My phone was back and the battle almost won.
All that remained was to run the software that gave me root access to the kernel — which took about five minutes, four minutes longer than it should due to me mistaking it for an Android app instead of the Windows executable it really was — and to actually perform the exorcisms of silence and sanity in the name of which I'd gone through all of the above.
The first job in my role as Omnipotent Phone Deity was stopping the shutter noise. The most highly recommended fix, according to a consensus across the forums, was to create a small configuration file in the right directory on the phone.
You need root access to do that. I had root access. I did that.
Anticipating the moment of triumph, I took a photograph. And tasted failure: the donkey bit the apple as rudely as ever.
A few other suggested fixes later, it was not going away. It's still not clear why some fixes work for some people and not for others, except that Murphy's law clearly states none of them were going to work for me.

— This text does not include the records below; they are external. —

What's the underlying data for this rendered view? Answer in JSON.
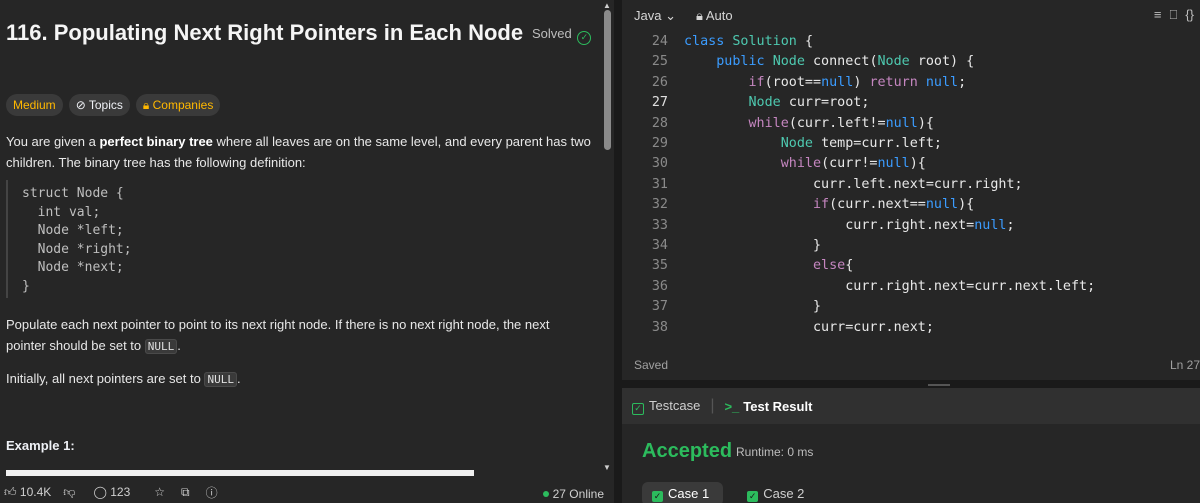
{
  "problem": {
    "title": "116. Populating Next Right Pointers in Each Node",
    "status": "Solved",
    "tags": {
      "difficulty": "Medium",
      "topics": "Topics",
      "companies": "Companies"
    },
    "para1_a": "You are given a ",
    "para1_b": "perfect binary tree",
    "para1_c": " where all leaves are on the same level, and every parent has two",
    "para1_d": "children. The binary tree has the following definition:",
    "struct_code": "struct Node {\n  int val;\n  Node *left;\n  Node *right;\n  Node *next;\n}",
    "para2_a": "Populate each next pointer to point to its next right node. If there is no next right node, the next",
    "para2_b": "pointer should be set to ",
    "null_text": "NULL",
    "para2_c": ".",
    "para3_a": "Initially, all next pointers are set to ",
    "para3_c": ".",
    "example_heading": "Example 1:"
  },
  "footer": {
    "likes": "10.4K",
    "comments": "123",
    "online": "27 Online"
  },
  "editor": {
    "language": "Java",
    "mode": "Auto",
    "saved": "Saved",
    "cursor": "Ln 27",
    "current_line": 27,
    "lines": [
      {
        "n": "24",
        "html": "<span class='kw'>class</span> <span class='cl'>Solution</span> <span class='pl'>{</span>"
      },
      {
        "n": "25",
        "html": "    <span class='kw'>public</span> <span class='cl'>Node</span> <span class='fn'>connect</span><span class='pl'>(</span><span class='cl'>Node</span> <span class='pl'>root) {</span>"
      },
      {
        "n": "26",
        "html": "        <span class='kwp'>if</span><span class='pl'>(root==</span><span class='nl'>null</span><span class='pl'>) </span><span class='kwp'>return</span> <span class='nl'>null</span><span class='pl'>;</span>"
      },
      {
        "n": "27",
        "html": "        <span class='cl'>Node</span> <span class='pl'>curr=root;</span>"
      },
      {
        "n": "28",
        "html": "        <span class='kwp'>while</span><span class='pl'>(curr.left!=</span><span class='nl'>null</span><span class='pl'>){</span>"
      },
      {
        "n": "29",
        "html": "            <span class='cl'>Node</span> <span class='pl'>temp=curr.left;</span>"
      },
      {
        "n": "30",
        "html": "            <span class='kwp'>while</span><span class='pl'>(curr!=</span><span class='nl'>null</span><span class='pl'>){</span>"
      },
      {
        "n": "31",
        "html": "                <span class='pl'>curr.left.next=curr.right;</span>"
      },
      {
        "n": "32",
        "html": "                <span class='kwp'>if</span><span class='pl'>(curr.next==</span><span class='nl'>null</span><span class='pl'>){</span>"
      },
      {
        "n": "33",
        "html": "                    <span class='pl'>curr.right.next=</span><span class='nl'>null</span><span class='pl'>;</span>"
      },
      {
        "n": "34",
        "html": "                <span class='pl'>}</span>"
      },
      {
        "n": "35",
        "html": "                <span class='kwp'>else</span><span class='pl'>{</span>"
      },
      {
        "n": "36",
        "html": "                    <span class='pl'>curr.right.next=curr.next.left;</span>"
      },
      {
        "n": "37",
        "html": "                <span class='pl'>}</span>"
      },
      {
        "n": "38",
        "html": "                <span class='pl'>curr=curr.next;</span>"
      }
    ]
  },
  "test": {
    "tab_testcase": "Testcase",
    "tab_result": "Test Result",
    "verdict": "Accepted",
    "runtime": "Runtime: 0 ms",
    "cases": [
      "Case 1",
      "Case 2"
    ]
  },
  "colors": {
    "accepted": "#2cbb5d",
    "medium": "#ffb800",
    "keyword": "#3b9cff"
  }
}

One last and surely unstoppable answer remained, to find and delete the shutter sample audio file. It was, I learned, called shutter_01.ogg (yes! Ogg lives!) and it lived in the /system/media/audio/ui folder. Now, if only I could navigate there: the phone was still guarding those secrets well, and none of the file managers I had on the phone or the USB file system mounts could see it. Back to Google and asking what felt like gratuitously obvious questions: after nearly thirty years in the belly of technology, I had to ask how to see a system folder? Apparently so.

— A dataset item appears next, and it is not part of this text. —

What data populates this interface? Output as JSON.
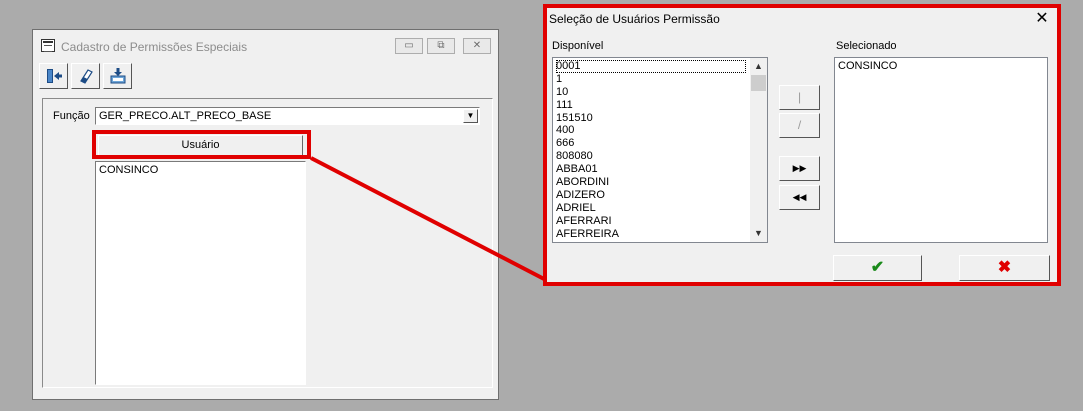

The answer turned out to be the last piece of the jigsaw: another little utility, this one called Android Commander, written by yet another member of the xda-developers forums. In the words of an alternative mobile phone developer, it just worked. There was my system folder and there deep within was the sound file. I renamed it. I took a photograph.
The silence was delicious.
And what of TopApps? Android Commander had its own apps manager that scanned the apps I'd installed (around 60) and the ones that came with the phone (180 packages. Really). I let it build up its database, selected TopApps, told it to die — and it died. Gone. For good. I resisted the temptation to delete everything else I didn't want to use, keeping that power for the day that they start to annoy me. Long experience has taught me to resist the temptation to delete stuff I don't quite understand on the spurious grounds of neatness.
Now I have a phone that is closer to perfect than when I got it, as well as a much enhanced ability to sort out future problems and to reconfigure things if need be. Was it worth it? Yes, and I'd hate to have to embark on this sort of mission on any other platform. Is Android fragmented, with incoherent support and pitfalls for the unwary? Yes it is, much more so than any other platform — but if you don't want to fiddle, this doesn't matter.
Provided you can learn how to navigate the shoals, places like xda-developers have enormous amounts of good advice, good software and good ideas — and the community to keep everything safe and on track. You have to learn how to use such things, but the skills are valuable way beyond this particular task.
On a more philosophical note; it’s incredibly important to maintain a platform and the public expertise to keep this level of control open to consumers. Locked systems invite corporate and regulatory abuse. The history of the telecommunications industry before and after the advent of the true public internet is a vivid illustration of this; the battles over SOPA and other dangerous laws show it to be more relevant than ever.
Removing a shutter sound and a naff marketing app may not be the storming of the Winter Palace, but large freedoms are built of smaller ones. It’s worth the price of admission.